------ Data supplied ------
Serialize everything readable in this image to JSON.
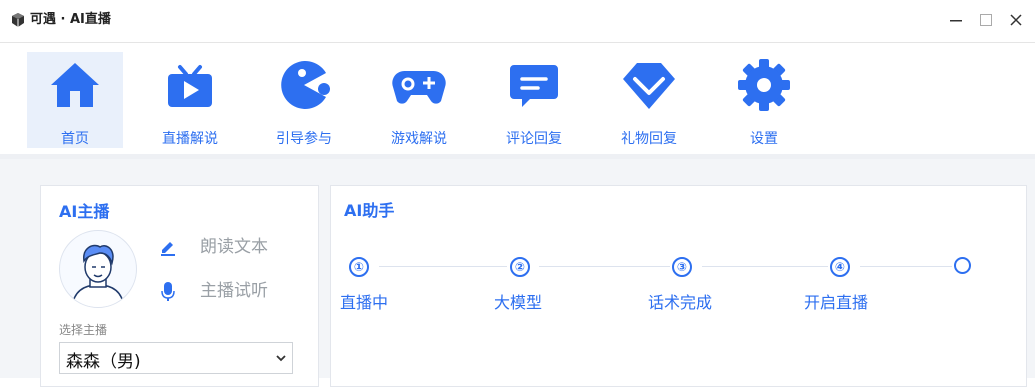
{
  "window": {
    "title": "可遇 · AI直播"
  },
  "toolbar": {
    "items": [
      {
        "label": "首页",
        "icon": "home-icon",
        "active": true
      },
      {
        "label": "直播解说",
        "icon": "tv-play-icon",
        "active": false
      },
      {
        "label": "引导参与",
        "icon": "pacman-icon",
        "active": false
      },
      {
        "label": "游戏解说",
        "icon": "gamepad-icon",
        "active": false
      },
      {
        "label": "评论回复",
        "icon": "chat-bubble-icon",
        "active": false
      },
      {
        "label": "礼物回复",
        "icon": "gift-chevron-icon",
        "active": false
      },
      {
        "label": "设置",
        "icon": "gear-icon",
        "active": false
      }
    ]
  },
  "anchor_panel": {
    "title": "AI主播",
    "read_text_label": "朗读文本",
    "preview_label": "主播试听",
    "select_label": "选择主播",
    "selected_anchor": "森森（男)"
  },
  "assistant_panel": {
    "title": "AI助手",
    "steps": [
      {
        "number": "①",
        "label": "直播中"
      },
      {
        "number": "②",
        "label": "大模型"
      },
      {
        "number": "③",
        "label": "话术完成"
      },
      {
        "number": "④",
        "label": "开启直播"
      },
      {
        "number": "",
        "label": ""
      }
    ]
  },
  "colors": {
    "accent": "#2d6ff0",
    "muted": "#9aa0a6",
    "active_bg": "#e9f0fb"
  }
}
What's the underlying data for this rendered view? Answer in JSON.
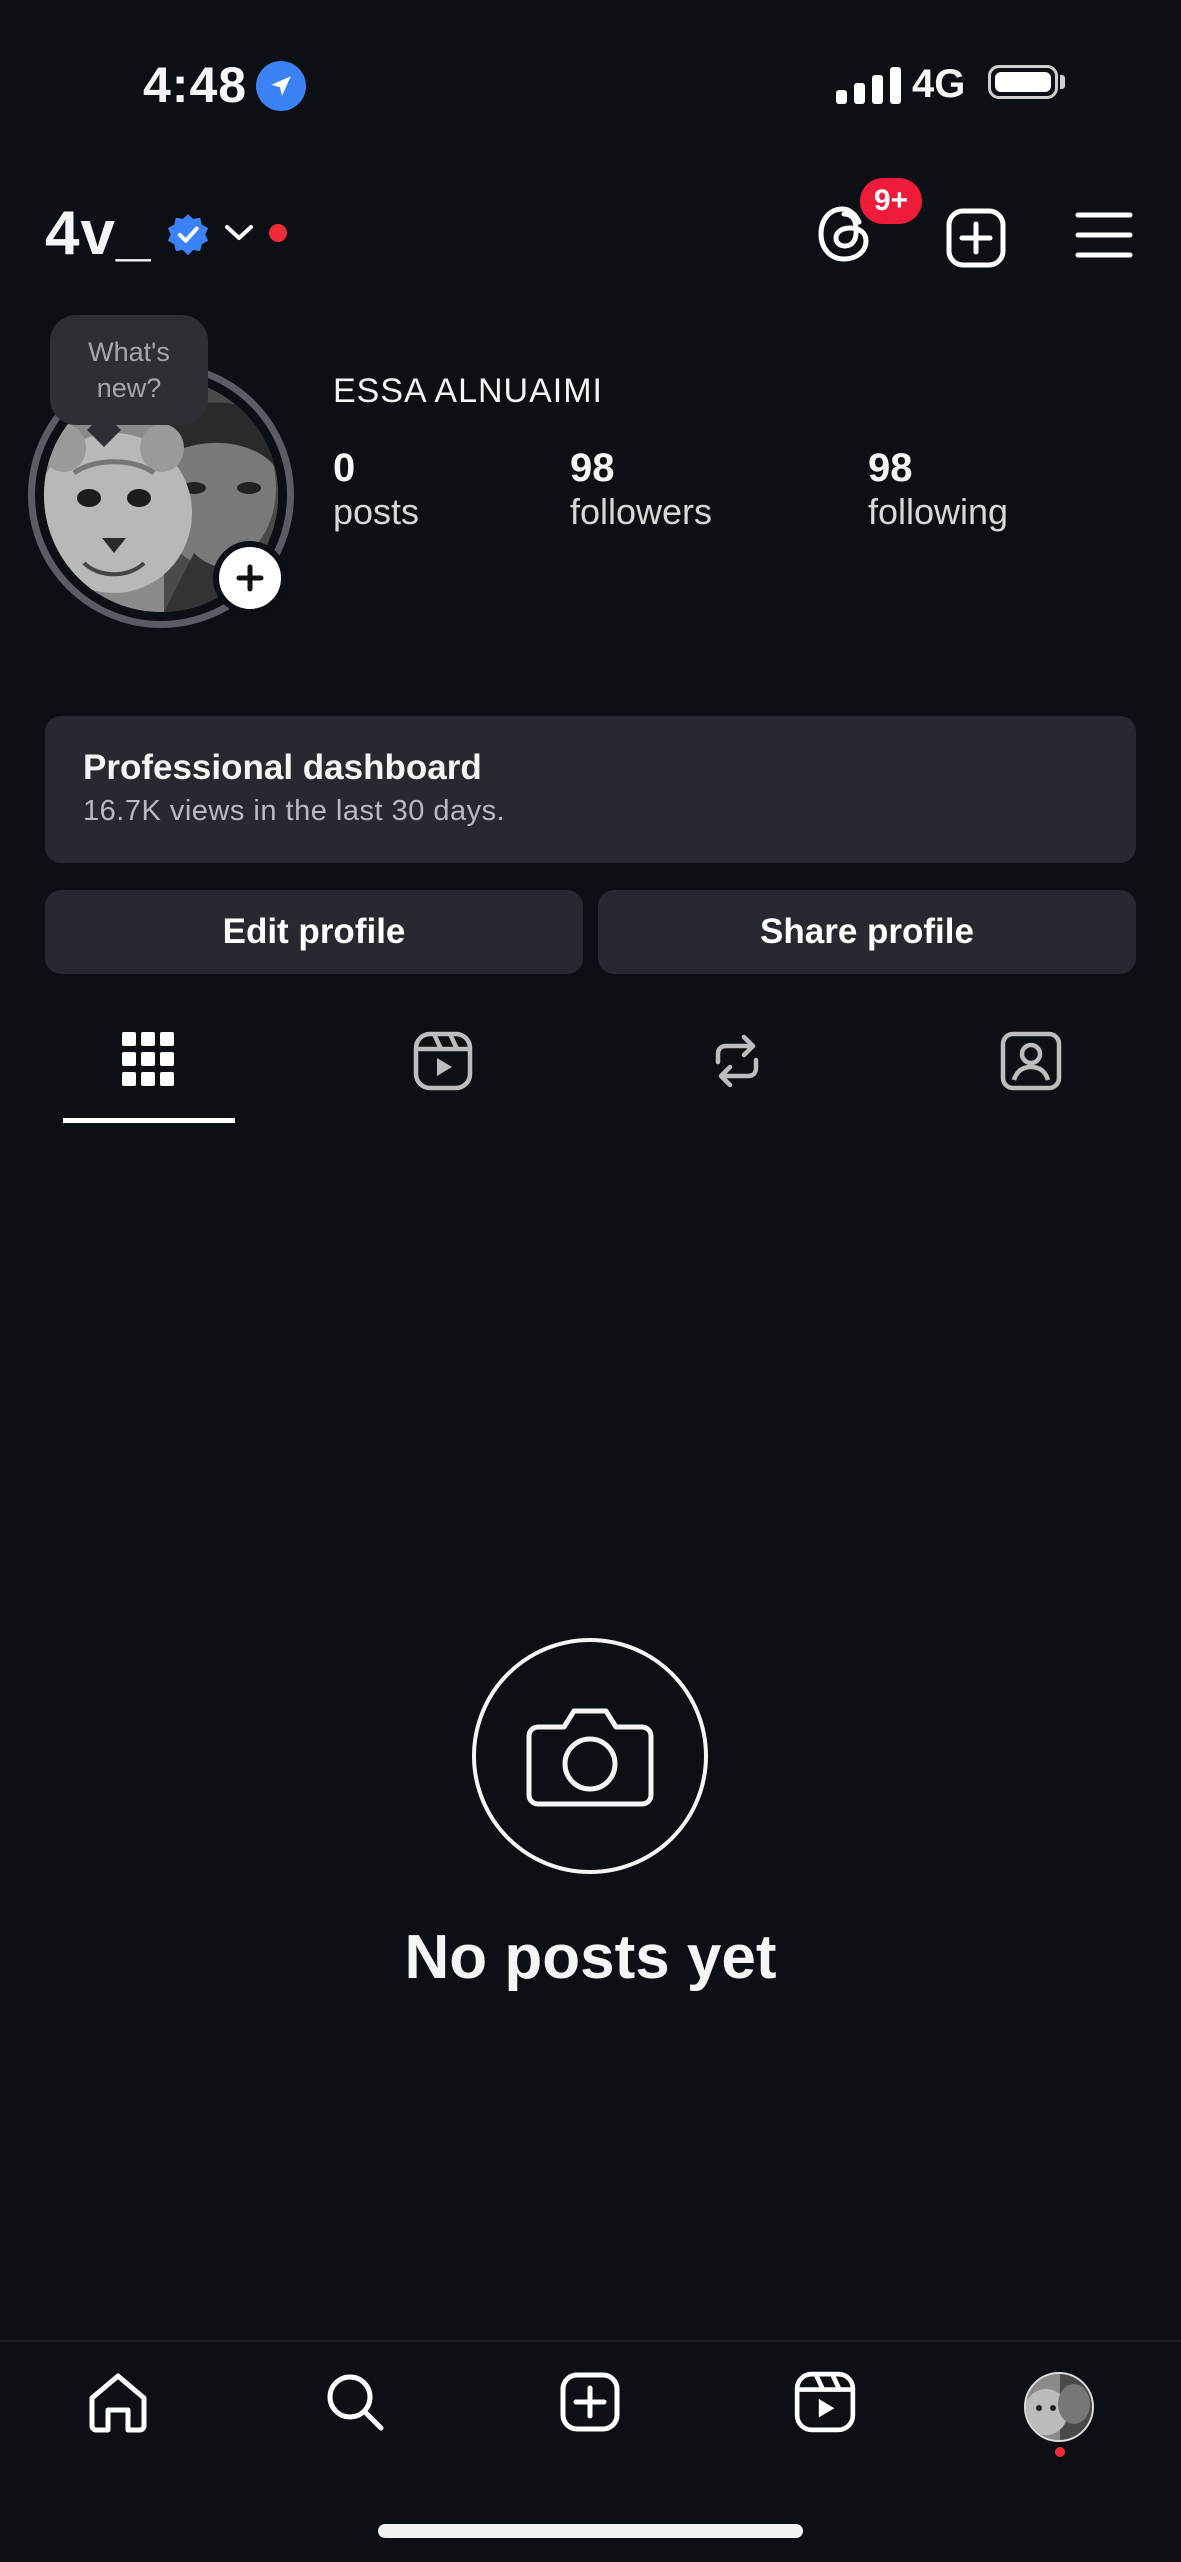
{
  "status_bar": {
    "time": "4:48",
    "network": "4G"
  },
  "header": {
    "username": "4v_",
    "notification_badge": "9+",
    "icons": [
      "verified-badge-icon",
      "chevron-down-icon",
      "threads-icon",
      "create-plus-icon",
      "hamburger-menu-icon"
    ]
  },
  "story": {
    "bubble_text": "What's new?"
  },
  "profile": {
    "display_name": "ESSA ALNUAIMI",
    "stats": [
      {
        "value": "0",
        "label": "posts"
      },
      {
        "value": "98",
        "label": "followers"
      },
      {
        "value": "98",
        "label": "following"
      }
    ]
  },
  "dashboard": {
    "title": "Professional dashboard",
    "subtitle": "16.7K views in the last 30 days."
  },
  "actions": {
    "edit": "Edit profile",
    "share": "Share profile"
  },
  "tabs": [
    "grid-icon",
    "reels-icon",
    "reposts-icon",
    "tagged-icon"
  ],
  "empty_state": {
    "text": "No posts yet"
  },
  "bottom_nav": [
    "home-icon",
    "search-icon",
    "create-icon",
    "reels-icon",
    "profile-avatar"
  ],
  "colors": {
    "background": "#0c0f14",
    "surface": "#262a30",
    "accent_red": "#ee1b3a",
    "verified_blue": "#3b82f6"
  }
}
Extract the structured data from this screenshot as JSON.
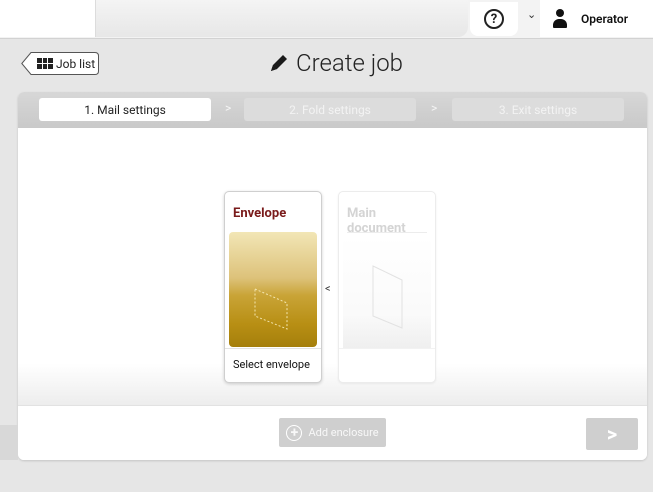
{
  "topbar": {
    "help_symbol": "?",
    "dropdown_symbol": "⌄",
    "user_label": "Operator"
  },
  "header": {
    "joblist_label": "Job list",
    "title": "Create job"
  },
  "steps": [
    {
      "label": "1. Mail settings",
      "state": "active"
    },
    {
      "label": "2. Fold settings",
      "state": "inactive"
    },
    {
      "label": "3. Exit settings",
      "state": "inactive"
    }
  ],
  "step_separator": ">",
  "cards": {
    "envelope": {
      "title": "Envelope",
      "footer": "Select envelope"
    },
    "main_document": {
      "title": "Main document",
      "footer": ""
    },
    "insert_arrow": "<"
  },
  "bottom": {
    "add_enclosure_label": "Add enclosure",
    "next_symbol": ">"
  },
  "colors": {
    "accent_title": "#7a1b1b",
    "envelope_gold": "#b88f14",
    "disabled_button": "#cfcfcf"
  }
}
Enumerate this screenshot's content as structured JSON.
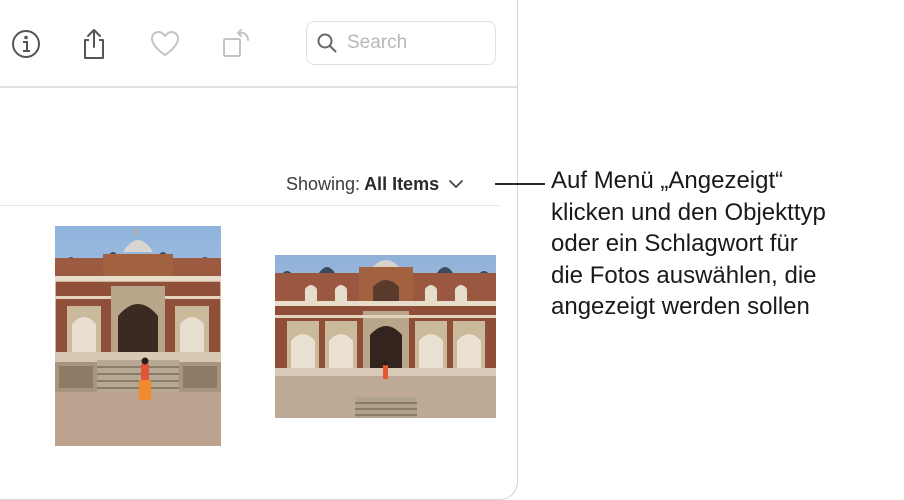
{
  "toolbar": {
    "info_icon": "info-circle-icon",
    "share_icon": "share-icon",
    "favorite_icon": "heart-icon",
    "rotate_icon": "rotate-icon",
    "search": {
      "placeholder": "Search",
      "value": ""
    }
  },
  "filter": {
    "label": "Showing:",
    "value": "All Items",
    "icon": "chevron-down-icon"
  },
  "callout": {
    "lines": [
      "Auf Menü „Angezeigt“",
      "klicken und den Objekttyp",
      "oder ein Schlagwort für",
      "die Fotos auswählen, die",
      "angezeigt werden sollen"
    ]
  },
  "photos": [
    {
      "name": "portrait-photo",
      "subject": "tomb-with-person"
    },
    {
      "name": "landscape-photo",
      "subject": "tomb-wide"
    }
  ]
}
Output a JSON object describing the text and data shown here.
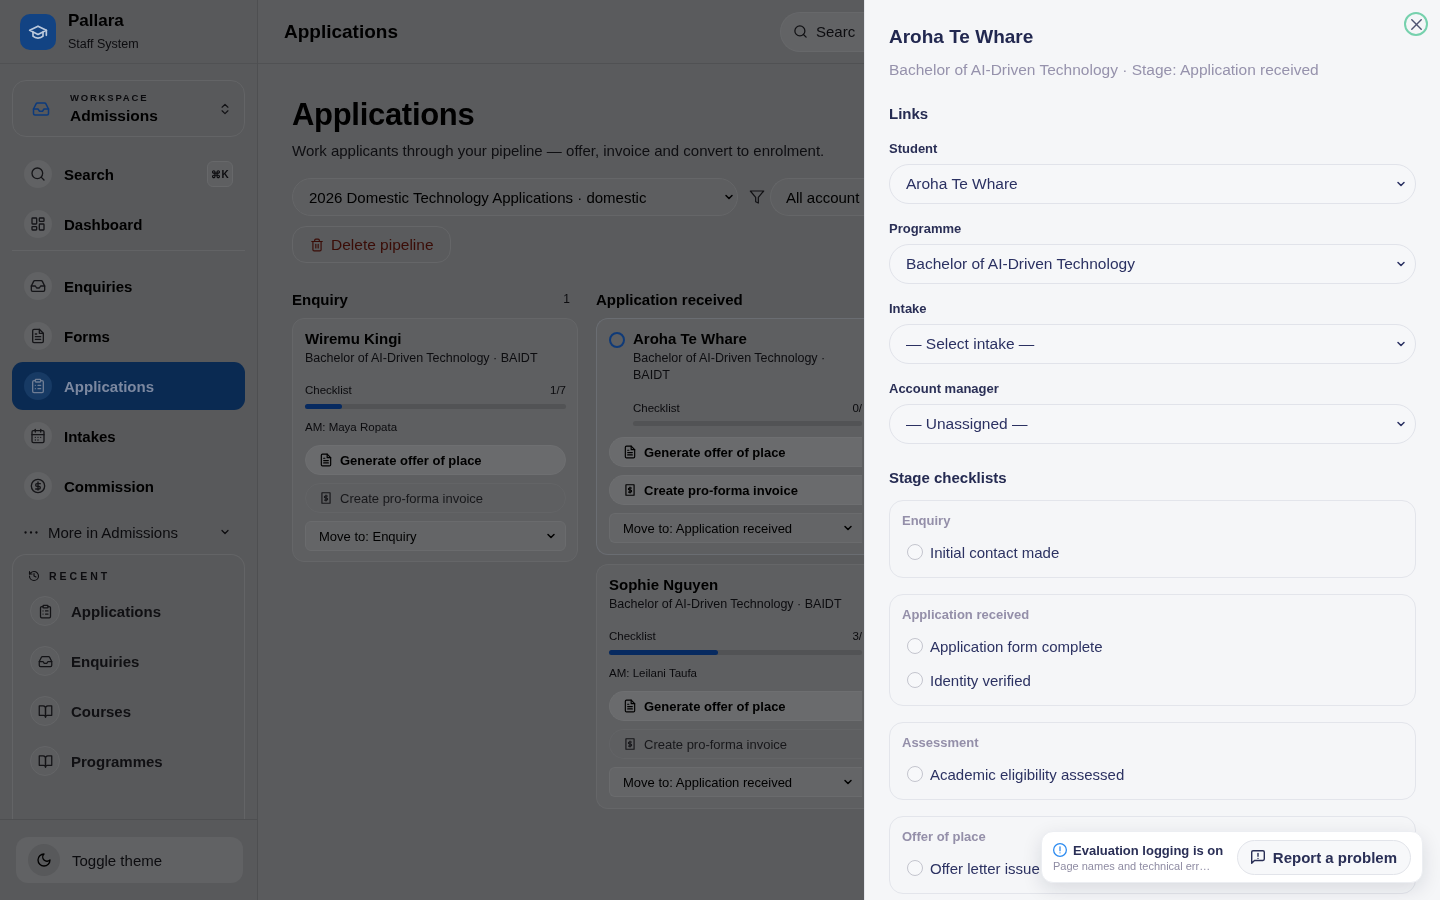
{
  "sidebar": {
    "brand": {
      "name": "Pallara",
      "tagline": "Staff System"
    },
    "workspace": {
      "label": "WORKSPACE",
      "value": "Admissions"
    },
    "nav_sections": [
      {
        "items": [
          {
            "label": "Search",
            "shortcut": "⌘K",
            "selected": false
          },
          {
            "label": "Dashboard",
            "selected": false
          }
        ]
      },
      {
        "items": [
          {
            "label": "Enquiries",
            "selected": false
          },
          {
            "label": "Forms",
            "selected": false
          },
          {
            "label": "Applications",
            "selected": true
          },
          {
            "label": "Intakes",
            "selected": false
          },
          {
            "label": "Commission",
            "selected": false
          }
        ]
      }
    ],
    "more": {
      "label": "More in Admissions",
      "expanded": false
    },
    "recent": {
      "title": "RECENT",
      "items": [
        {
          "label": "Applications"
        },
        {
          "label": "Enquiries"
        },
        {
          "label": "Courses"
        },
        {
          "label": "Programmes"
        }
      ]
    },
    "theme_button": {
      "label": "Toggle theme"
    }
  },
  "main": {
    "header": {
      "title": "Applications",
      "search": {
        "placeholder": "Searc"
      }
    },
    "title": "Applications",
    "subtitle": "Work applicants through your pipeline — offer, invoice and convert to enrolment.",
    "pipeline_select": {
      "value": "2026 Domestic Technology Applications · domestic"
    },
    "account_filter": {
      "value": "All account"
    },
    "delete_button": {
      "label": "Delete pipeline"
    },
    "columns": [
      {
        "title": "Enquiry",
        "count": "1",
        "cards": [
          {
            "name": "Wiremu Kingi",
            "selected": false,
            "programme": "Bachelor of AI-Driven Technology · BAIDT",
            "checklist": {
              "label": "Checklist",
              "count": "1/7",
              "level": 0.14
            },
            "account_manager": "AM: Maya Ropata",
            "actions": [
              {
                "label": "Generate offer of place",
                "disabled": false
              },
              {
                "label": "Create pro-forma invoice",
                "disabled": true
              }
            ],
            "move_to": "Move to: Enquiry"
          }
        ]
      },
      {
        "title": "Application received",
        "cards": [
          {
            "name": "Aroha Te Whare",
            "selected": true,
            "programme": "Bachelor of AI-Driven Technology · BAIDT",
            "checklist": {
              "label": "Checklist",
              "count": "0/",
              "level": 0
            },
            "actions": [
              {
                "label": "Generate offer of place",
                "disabled": false
              },
              {
                "label": "Create pro-forma invoice",
                "disabled": false
              }
            ],
            "move_to": "Move to: Application received"
          },
          {
            "name": "Sophie Nguyen",
            "selected": false,
            "programme": "Bachelor of AI-Driven Technology · BAIDT",
            "checklist": {
              "label": "Checklist",
              "count": "3/",
              "level": 0.43
            },
            "account_manager": "AM: Leilani Taufa",
            "actions": [
              {
                "label": "Generate offer of place",
                "disabled": false
              },
              {
                "label": "Create pro-forma invoice",
                "disabled": true
              }
            ],
            "move_to": "Move to: Application received"
          }
        ]
      }
    ]
  },
  "drawer": {
    "title": "Aroha Te Whare",
    "subtitle": "Bachelor of AI-Driven Technology · Stage: Application received",
    "links": {
      "heading": "Links",
      "fields": [
        {
          "label": "Student",
          "value": "Aroha Te Whare"
        },
        {
          "label": "Programme",
          "value": "Bachelor of AI-Driven Technology"
        },
        {
          "label": "Intake",
          "value": "— Select intake —"
        },
        {
          "label": "Account manager",
          "value": "— Unassigned —"
        }
      ]
    },
    "checklists": {
      "heading": "Stage checklists",
      "groups": [
        {
          "stage": "Enquiry",
          "items": [
            {
              "label": "Initial contact made",
              "checked": false
            }
          ]
        },
        {
          "stage": "Application received",
          "items": [
            {
              "label": "Application form complete",
              "checked": false
            },
            {
              "label": "Identity verified",
              "checked": false
            }
          ]
        },
        {
          "stage": "Assessment",
          "items": [
            {
              "label": "Academic eligibility assessed",
              "checked": false
            }
          ]
        },
        {
          "stage": "Offer of place",
          "items": [
            {
              "label": "Offer letter issue",
              "checked": false
            }
          ]
        }
      ]
    }
  },
  "toast": {
    "title": "Evaluation logging is on",
    "message": "Page names and technical err…",
    "button": "Report a problem"
  }
}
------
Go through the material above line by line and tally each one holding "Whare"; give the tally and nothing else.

3